The Beatles - Rubber Soul Okay, so most people have probably heard of Rubber Soul and everyone has heard of The Beatles. Nevertheless, this album still manages to get overlooked because of the albums that followed this one in the coming years. Rubber Soul finds the fab-four rising to the challenges set by their peers, expanding their sound, and showing the world why they were the standard for which all pop music was (and still is) measured. And lyrically, there isn't a stronger album in The Beatles' catalogue than Rubber Soul. Key track: "Norwegian Wood (This Bird Has Flown)"
Bob Dylan - New Morning In 1970, Bob Dylan released Self Portrait, an album that was so astonishingly bad people never knew what to make out of it. Today, when people look back on Dylan's career, they sort of see the five years or so after Self Portrait as an inconsistent period in Dylan's career until he made a huge comeback with Blood on the Tracks. But lost in that vacuum is New Morning, the album that Dylan followed Self Portrait up with that same year. New Morning is consistently solid throughout its running and showed Dylan still had it, even after the puzzling, and possibly intentional, monstrosity that was Self Portrait. Key track: "Time Passes Slowly"
Bruce Springsteen - Nebraska In 1980, Bruce Springsteen was at the pinnacle of popularity up to that point. "Hungry Heart" was his first single to crack the top 10 and The River was his first chart-topping album. Springsteen went the other way though and turned his back on this fame with his follow-up release, Nebraska, a stark album recorded without the E Street Band on a four- track recorder in his bedroom. An incredibly powerful and emotional, yet simple record, Nebraska plays a lot like a demo tape. It also managed to reach No. 3 on the Billboard. Key track: "Atlantic City"
Buffalo Springfield - Buffalo Springfield Again* Everyone knows Buffalo Springfield for the seminal "For What it's Worth." If there was justice in this world, however, everyone would also be familiar with their sophomore effort Buffalo Springfield Again. Again is an album that consists of a great deal of diversity throughout, yet there is still a persistent feel that presides over the record. Again also shows the first signs of true brilliance from Stephen Stills and Neil Young; frankly, neither of them has ever topped what they managed on this album. Key track: "Bluebird"

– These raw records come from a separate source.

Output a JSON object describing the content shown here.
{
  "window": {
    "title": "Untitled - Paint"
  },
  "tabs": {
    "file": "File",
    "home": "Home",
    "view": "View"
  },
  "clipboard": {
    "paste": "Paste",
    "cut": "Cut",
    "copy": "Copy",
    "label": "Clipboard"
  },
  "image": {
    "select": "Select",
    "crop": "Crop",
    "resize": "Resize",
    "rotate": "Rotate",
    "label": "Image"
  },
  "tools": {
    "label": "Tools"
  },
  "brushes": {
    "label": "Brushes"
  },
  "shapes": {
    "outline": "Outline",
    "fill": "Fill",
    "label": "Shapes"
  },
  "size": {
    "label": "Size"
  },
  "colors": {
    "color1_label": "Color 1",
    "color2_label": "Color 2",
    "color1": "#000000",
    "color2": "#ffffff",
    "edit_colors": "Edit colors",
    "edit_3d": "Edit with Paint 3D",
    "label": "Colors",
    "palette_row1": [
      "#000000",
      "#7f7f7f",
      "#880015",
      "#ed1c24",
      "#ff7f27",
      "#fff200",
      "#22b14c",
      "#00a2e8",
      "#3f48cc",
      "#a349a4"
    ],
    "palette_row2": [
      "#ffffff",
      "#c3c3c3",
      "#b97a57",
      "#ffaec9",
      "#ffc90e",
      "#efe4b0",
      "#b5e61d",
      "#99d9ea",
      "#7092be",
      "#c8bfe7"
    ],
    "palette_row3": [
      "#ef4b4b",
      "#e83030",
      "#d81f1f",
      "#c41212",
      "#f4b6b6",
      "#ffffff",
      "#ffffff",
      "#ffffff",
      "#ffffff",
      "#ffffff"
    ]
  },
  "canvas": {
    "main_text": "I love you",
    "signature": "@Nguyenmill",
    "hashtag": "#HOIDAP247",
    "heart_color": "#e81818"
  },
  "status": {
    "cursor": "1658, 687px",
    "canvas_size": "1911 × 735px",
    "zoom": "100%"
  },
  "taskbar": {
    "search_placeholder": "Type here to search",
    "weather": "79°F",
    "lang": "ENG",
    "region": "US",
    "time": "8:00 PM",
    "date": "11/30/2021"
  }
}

The Byrds - The Notorious Byrd Brothers When The Byrds first hit the scene in 1965, they were pioneers of the folk rock movement. They then recreated themselves with 1968's Sweetheart of the Rodeo and became pioneers of the country rock movement. In between these two periods lies their January 1968 release, The Notorious Byrd Brothers, somewhat of a transitional album for the group, as they hold on to their original folk rock sound but also foreshadow the country influences they would fully embrace in the coming months. With tinges of psychedelia added in, The Notorious Byrd Brothers is an album that holds together very well throughout and flows beautifully-- a crowning achievement for the most influential American rock group of the 1960s, as well as my all-time favorite band. Key track: "Wasn't Born to Follow"
Captain Beefheart and his Magic Band - Safe as Milk Much of the material in Don Van Vlient, a.k.a. Captain Beefheart's, catalogue is rather strange and tough to approach for most people. That is, with the exception of his first album, 1967's Safe as Milk. A fairly straight blues rock album with some twists, plenty of fuzz, and Ry Cooder's slide guitar work, Van Vlient displays one of the more authentic white blues voices as he shows off his tremendous range. Safe as Milk also happened to be John Lennon's favorite album when it first came out. Key track: "Electricity"